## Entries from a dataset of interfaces
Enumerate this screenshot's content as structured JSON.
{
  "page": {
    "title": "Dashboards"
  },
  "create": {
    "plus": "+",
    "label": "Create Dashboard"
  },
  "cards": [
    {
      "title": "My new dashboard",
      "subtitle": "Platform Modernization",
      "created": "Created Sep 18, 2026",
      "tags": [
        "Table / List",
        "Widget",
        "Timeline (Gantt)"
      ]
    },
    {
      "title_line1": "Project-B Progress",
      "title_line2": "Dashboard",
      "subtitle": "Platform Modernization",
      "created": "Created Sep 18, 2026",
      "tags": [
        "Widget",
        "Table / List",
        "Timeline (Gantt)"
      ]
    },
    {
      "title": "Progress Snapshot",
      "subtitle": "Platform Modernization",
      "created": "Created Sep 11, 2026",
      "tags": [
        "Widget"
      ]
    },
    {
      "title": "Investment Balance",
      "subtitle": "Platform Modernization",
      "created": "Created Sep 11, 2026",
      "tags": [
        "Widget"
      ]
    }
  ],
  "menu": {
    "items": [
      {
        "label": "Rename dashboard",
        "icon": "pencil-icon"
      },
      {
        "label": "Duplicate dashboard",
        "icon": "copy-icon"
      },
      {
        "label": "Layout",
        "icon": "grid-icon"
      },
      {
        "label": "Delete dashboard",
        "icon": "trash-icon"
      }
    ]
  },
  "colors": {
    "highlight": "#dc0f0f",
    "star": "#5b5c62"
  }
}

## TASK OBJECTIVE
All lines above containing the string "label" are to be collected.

## ANSWER TO THE EXERCISE
    "label": "Create Dashboard"
        "label": "Rename dashboard",
        "label": "Duplicate dashboard",
        "label": "Layout",
        "label": "Delete dashboard",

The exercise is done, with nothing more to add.